The best thing about trying something new is that you learn from it. We want to follow in your footsteps and learn along with you, and we want to know that you took enough risks in your project to have learned something really interesting! Think about what recommendations you have for others who may follow in your footsteps, and use the below sections to describe what worked and what didn’t.
What worked well
What did you try that was successful and you'd recommend others do? To help spread successful strategies so that they can be of use to others in the movement, rather than writing lots of text here, we'd like you to share your finding in the form of a link to a learning pattern.
What didn’t work
What did you try that you learned didn't work?
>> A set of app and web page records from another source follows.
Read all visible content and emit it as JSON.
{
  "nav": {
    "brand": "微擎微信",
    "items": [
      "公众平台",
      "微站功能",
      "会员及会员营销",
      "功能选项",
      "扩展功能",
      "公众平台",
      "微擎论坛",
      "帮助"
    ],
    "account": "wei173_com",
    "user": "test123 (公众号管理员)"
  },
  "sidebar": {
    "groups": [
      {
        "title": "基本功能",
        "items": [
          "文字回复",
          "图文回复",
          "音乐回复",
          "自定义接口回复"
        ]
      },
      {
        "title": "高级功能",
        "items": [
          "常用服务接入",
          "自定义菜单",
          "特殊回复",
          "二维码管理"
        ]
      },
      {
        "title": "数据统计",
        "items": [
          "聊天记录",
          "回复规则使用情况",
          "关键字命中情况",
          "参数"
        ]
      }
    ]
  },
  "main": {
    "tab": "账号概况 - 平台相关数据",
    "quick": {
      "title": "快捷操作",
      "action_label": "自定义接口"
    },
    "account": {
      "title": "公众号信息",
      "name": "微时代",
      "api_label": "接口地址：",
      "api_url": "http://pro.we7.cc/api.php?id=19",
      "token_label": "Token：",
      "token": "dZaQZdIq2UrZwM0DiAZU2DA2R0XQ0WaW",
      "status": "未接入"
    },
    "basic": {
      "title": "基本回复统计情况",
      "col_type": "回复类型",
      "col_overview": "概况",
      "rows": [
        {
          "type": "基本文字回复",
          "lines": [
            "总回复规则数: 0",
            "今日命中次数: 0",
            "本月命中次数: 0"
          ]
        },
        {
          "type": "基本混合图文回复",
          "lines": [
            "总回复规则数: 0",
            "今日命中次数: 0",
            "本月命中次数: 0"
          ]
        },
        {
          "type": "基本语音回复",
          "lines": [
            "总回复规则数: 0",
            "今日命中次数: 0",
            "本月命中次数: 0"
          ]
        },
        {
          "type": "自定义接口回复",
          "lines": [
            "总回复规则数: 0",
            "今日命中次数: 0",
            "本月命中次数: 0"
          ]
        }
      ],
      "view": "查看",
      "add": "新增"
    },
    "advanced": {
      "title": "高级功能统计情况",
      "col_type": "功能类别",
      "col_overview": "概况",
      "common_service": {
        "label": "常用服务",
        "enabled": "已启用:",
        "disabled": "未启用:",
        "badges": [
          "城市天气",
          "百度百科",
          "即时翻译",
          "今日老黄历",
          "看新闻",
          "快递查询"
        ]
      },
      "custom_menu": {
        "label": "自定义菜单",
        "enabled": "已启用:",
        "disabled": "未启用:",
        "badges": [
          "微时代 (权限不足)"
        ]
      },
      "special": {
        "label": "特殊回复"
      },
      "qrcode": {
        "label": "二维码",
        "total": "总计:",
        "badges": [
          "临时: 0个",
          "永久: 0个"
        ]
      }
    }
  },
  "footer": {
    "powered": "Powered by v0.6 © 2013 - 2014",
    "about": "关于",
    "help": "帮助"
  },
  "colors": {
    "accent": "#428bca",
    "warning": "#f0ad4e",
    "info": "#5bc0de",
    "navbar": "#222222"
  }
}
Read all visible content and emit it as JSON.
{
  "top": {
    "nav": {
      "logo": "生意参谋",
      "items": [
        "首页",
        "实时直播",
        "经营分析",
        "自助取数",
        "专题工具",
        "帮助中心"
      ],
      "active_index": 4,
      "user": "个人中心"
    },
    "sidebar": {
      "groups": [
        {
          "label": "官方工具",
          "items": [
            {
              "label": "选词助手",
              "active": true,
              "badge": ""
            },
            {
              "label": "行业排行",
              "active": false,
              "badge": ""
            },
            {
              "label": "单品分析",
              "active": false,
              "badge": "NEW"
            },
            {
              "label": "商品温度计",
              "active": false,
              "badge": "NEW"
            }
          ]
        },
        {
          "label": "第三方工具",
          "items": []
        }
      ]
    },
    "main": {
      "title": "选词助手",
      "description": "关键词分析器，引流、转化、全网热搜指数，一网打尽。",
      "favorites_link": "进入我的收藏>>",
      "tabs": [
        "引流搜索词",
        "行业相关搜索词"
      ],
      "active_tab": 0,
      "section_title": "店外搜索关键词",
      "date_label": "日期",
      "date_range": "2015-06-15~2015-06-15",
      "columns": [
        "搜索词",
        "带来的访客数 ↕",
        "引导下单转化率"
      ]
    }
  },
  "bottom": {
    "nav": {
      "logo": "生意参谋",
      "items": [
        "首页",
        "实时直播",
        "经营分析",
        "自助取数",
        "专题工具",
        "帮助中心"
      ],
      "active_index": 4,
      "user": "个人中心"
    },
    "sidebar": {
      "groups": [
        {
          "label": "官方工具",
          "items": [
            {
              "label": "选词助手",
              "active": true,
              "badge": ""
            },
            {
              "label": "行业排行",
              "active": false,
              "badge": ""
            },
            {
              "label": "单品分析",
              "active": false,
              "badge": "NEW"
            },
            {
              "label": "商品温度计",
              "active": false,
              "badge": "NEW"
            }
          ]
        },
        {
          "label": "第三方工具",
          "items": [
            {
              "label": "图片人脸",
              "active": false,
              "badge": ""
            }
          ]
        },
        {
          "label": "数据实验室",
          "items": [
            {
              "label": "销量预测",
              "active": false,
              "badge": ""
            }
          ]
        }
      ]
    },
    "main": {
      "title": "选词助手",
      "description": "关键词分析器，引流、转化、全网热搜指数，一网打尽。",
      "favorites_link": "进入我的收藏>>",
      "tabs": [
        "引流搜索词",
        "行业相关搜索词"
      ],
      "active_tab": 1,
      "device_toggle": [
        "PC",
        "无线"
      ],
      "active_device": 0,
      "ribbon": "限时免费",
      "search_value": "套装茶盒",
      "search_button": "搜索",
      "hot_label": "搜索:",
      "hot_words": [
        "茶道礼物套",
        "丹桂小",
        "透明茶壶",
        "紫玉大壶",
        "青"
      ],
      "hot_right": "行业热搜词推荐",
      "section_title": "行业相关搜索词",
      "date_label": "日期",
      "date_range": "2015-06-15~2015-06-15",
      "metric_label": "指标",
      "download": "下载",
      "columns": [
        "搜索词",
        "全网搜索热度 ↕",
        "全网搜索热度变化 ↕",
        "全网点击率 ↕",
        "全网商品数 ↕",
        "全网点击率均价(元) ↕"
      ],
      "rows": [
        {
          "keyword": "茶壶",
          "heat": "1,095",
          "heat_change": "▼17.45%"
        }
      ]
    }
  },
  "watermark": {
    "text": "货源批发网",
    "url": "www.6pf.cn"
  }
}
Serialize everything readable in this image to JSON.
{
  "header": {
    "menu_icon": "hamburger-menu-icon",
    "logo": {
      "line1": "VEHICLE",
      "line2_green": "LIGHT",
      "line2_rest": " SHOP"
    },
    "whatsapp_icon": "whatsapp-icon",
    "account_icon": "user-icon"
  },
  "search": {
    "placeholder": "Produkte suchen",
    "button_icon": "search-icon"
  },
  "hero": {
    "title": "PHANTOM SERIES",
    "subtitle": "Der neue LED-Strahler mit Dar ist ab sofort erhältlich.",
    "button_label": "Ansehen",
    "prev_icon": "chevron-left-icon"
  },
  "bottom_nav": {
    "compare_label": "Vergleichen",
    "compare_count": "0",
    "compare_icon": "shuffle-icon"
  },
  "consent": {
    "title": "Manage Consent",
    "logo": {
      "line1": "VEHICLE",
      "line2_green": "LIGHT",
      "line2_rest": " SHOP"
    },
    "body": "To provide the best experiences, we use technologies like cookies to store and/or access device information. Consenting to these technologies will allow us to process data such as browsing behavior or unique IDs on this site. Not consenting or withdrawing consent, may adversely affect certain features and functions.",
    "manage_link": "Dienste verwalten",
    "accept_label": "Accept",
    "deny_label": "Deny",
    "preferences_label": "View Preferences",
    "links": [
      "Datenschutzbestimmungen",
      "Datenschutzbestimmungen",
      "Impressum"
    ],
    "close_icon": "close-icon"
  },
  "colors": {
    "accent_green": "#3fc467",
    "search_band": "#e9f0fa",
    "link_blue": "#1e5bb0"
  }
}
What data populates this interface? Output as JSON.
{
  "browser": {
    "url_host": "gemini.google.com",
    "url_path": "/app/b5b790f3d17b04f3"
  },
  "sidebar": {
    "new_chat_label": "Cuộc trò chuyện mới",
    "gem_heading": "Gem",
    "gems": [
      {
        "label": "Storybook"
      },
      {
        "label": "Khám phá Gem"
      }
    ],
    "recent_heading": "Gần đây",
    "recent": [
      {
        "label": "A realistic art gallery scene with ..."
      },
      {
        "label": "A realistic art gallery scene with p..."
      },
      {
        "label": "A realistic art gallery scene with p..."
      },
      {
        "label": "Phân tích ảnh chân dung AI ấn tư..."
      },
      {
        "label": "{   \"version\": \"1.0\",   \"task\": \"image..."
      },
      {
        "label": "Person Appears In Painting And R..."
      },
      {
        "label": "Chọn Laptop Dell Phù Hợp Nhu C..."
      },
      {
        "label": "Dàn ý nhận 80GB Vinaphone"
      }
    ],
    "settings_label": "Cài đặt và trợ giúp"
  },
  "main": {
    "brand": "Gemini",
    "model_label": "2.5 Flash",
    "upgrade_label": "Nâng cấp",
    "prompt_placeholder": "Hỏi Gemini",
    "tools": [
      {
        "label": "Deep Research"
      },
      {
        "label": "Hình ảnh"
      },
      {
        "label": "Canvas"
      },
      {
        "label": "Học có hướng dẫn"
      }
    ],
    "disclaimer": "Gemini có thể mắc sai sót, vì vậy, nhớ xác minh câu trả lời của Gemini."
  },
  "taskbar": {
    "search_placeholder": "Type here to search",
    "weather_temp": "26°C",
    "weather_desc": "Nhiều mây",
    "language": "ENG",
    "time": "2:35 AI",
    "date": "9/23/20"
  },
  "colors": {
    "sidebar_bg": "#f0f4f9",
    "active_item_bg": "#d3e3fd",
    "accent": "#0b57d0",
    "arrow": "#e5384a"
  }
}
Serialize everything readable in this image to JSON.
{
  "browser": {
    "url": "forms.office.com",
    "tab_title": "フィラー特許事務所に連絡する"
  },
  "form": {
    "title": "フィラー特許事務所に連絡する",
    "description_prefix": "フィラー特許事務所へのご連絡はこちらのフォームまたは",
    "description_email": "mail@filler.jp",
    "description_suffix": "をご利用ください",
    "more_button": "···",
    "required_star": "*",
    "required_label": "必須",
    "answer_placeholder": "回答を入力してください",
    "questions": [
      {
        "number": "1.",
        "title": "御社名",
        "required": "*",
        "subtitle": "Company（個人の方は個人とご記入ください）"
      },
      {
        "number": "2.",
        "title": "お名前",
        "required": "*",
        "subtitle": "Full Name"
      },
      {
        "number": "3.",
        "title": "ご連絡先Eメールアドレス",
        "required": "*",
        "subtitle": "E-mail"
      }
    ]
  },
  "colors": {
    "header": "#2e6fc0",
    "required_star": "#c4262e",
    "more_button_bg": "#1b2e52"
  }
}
What would you think about doing differently in the future? Please list these as short bullet points.
- Most images uploaded during the campaign are illustrating articles on English, Spanish, Portuguese, German, French and Arab Wikipedias. Logically, larger projects have more biographies to be illustrated and users to do the job. But we still would like to see these images to be added to the majority of Wikipedia languages in the next editions.
- We had planned to financially support edit-a-thons organizers, but unfortunately only one partner has requested and used that resource. For the next edition, we have to rethink how to better offer those resources to support our partners’s local activities.
If you have additional recommendations or reflections that don’t fit into the above sections, please list them here.
- To Wikimedia Commons campaign organizers, we recommend them to focus on marginalized communities within their main campaigns. In our case, we have decided to experiment and create the #WomenofColors mini campaign as a special initiave as part of the main #VisibleWikiWomen campaign this year.
Next steps and opportunities
Are there opportunities for future growth of this project, or new areas you have uncovered in the course of this grant that could be fruitful for more exploration (either by yourself, or others)? What ideas or suggestions do you have for future projects based on the work you’ve completed? Please list these as short bullet points.
- New partnerships with indigeous communities and organizations.
- More partnerships with memory and cultural institutions from the Global South.
Part 2: The Grant
Please copy and paste the completed table from your project finances page. Check that you’ve listed the actual expenditures compared with what was originally planned. If there are differences between the planned and actual use of funds, please use the column provided to explain them.
|Expense||Approved amount||Actual funds spent||Difference|
|VisibleWikiWomen Coordinator||14400 USD||16423 (payments) + 90 (bank wire fees) USD||we had approval to reallocate other underspend to this, so that our coordinator could spend more time working with partners post-campaign|
|Communications Lead||7200 USD||7170 (payment) + 90 (bank wire fees) USD|
|Swag||800 USD||815.61 USD|
|Edit-a-thon support||800 USD||15.10 USD||significant underspend because most edit-a-thon organizers already had their own budgets for this|
|Travel||3000 USD||1616.20 USD||significant underspend because we traveled to only 1 international event, all other travel was local|
|WK? Project management||3930 USD||3930 USD|
|Fiscal sponsor fee||2260 USD||2260 USD|
|Total||32390 USD||32409.91 USD||-19.91 USD|
Do you have any unspent funds from the grant?
Please answer yes or no. If yes, list the amount you did not use and explain why.
If you have unspent funds, they must be returned to WMF. Please see the instructions for returning unspent funds and indicate here if this is still in progress, or if this is already completed:
- there's nothing to return, we overspent by about $20, so let's call it even :)
Please answer yes or no. If no, include an explanation.
Confirmation of project status
Did you comply with the requirements specified by WMF in the grant agreement?
Please answer yes or no.
Is your project completed?
Please answer yes or no.
This year's campaign was a great success! Thanks for the supporting in 2019 - would love to have it again in 2020.